↓↓↓

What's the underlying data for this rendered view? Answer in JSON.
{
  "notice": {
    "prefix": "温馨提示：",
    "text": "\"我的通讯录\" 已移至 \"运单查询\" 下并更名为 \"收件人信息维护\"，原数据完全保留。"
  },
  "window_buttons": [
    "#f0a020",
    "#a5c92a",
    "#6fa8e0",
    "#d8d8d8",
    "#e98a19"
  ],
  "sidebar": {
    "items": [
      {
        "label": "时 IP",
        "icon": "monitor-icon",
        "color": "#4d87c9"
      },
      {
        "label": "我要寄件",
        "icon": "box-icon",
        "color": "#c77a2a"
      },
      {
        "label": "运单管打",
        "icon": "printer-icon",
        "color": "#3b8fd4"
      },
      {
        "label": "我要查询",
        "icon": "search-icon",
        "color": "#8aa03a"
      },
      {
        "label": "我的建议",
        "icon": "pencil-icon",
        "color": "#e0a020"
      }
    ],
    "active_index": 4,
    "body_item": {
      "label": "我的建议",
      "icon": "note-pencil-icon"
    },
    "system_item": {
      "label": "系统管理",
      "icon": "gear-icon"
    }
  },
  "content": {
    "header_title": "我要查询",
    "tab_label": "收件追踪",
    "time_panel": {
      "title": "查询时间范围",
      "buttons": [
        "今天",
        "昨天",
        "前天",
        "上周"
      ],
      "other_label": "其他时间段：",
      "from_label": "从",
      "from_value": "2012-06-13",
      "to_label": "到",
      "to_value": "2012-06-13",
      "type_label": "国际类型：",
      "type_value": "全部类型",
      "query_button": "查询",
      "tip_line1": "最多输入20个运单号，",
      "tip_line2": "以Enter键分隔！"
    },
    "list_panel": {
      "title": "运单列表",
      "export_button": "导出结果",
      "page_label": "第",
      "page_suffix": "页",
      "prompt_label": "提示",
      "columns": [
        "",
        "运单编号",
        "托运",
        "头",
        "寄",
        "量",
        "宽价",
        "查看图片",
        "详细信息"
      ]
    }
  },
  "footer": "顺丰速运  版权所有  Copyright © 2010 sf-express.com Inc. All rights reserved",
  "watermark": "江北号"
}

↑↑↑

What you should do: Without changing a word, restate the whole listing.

Response below:
What's the underlying data for this rendered view? Answer in JSON.
{
  "notice": {
    "prefix": "温馨提示：",
    "text": "\"我的通讯录\" 已移至 \"运单查询\" 下并更名为 \"收件人信息维护\"，原数据完全保留。"
  },
  "window_buttons": [
    "#f0a020",
    "#a5c92a",
    "#6fa8e0",
    "#d8d8d8",
    "#e98a19"
  ],
  "sidebar": {
    "items": [
      {
        "label": "时 IP",
        "icon": "monitor-icon",
        "color": "#4d87c9"
      },
      {
        "label": "我要寄件",
        "icon": "box-icon",
        "color": "#c77a2a"
      },
      {
        "label": "运单管打",
        "icon": "printer-icon",
        "color": "#3b8fd4"
      },
      {
        "label": "我要查询",
        "icon": "search-icon",
        "color": "#8aa03a"
      },
      {
        "label": "我的建议",
        "icon": "pencil-icon",
        "color": "#e0a020"
      }
    ],
    "active_index": 4,
    "body_item": {
      "label": "我的建议",
      "icon": "note-pencil-icon"
    },
    "system_item": {
      "label": "系统管理",
      "icon": "gear-icon"
    }
  },
  "content": {
    "header_title": "我要查询",
    "tab_label": "收件追踪",
    "time_panel": {
      "title": "查询时间范围",
      "buttons": [
        "今天",
        "昨天",
        "前天",
        "上周"
      ],
      "other_label": "其他时间段：",
      "from_label": "从",
      "from_value": "2012-06-13",
      "to_label": "到",
      "to_value": "2012-06-13",
      "type_label": "国际类型：",
      "type_value": "全部类型",
      "query_button": "查询",
      "tip_line1": "最多输入20个运单号，",
      "tip_line2": "以Enter键分隔！"
    },
    "list_panel": {
      "title": "运单列表",
      "export_button": "导出结果",
      "page_label": "第",
      "page_suffix": "页",
      "prompt_label": "提示",
      "columns": [
        "",
        "运单编号",
        "托运",
        "头",
        "寄",
        "量",
        "宽价",
        "查看图片",
        "详细信息"
      ]
    }
  },
  "footer": "顺丰速运  版权所有  Copyright © 2010 sf-express.com Inc. All rights reserved",
  "watermark": "江北号"
}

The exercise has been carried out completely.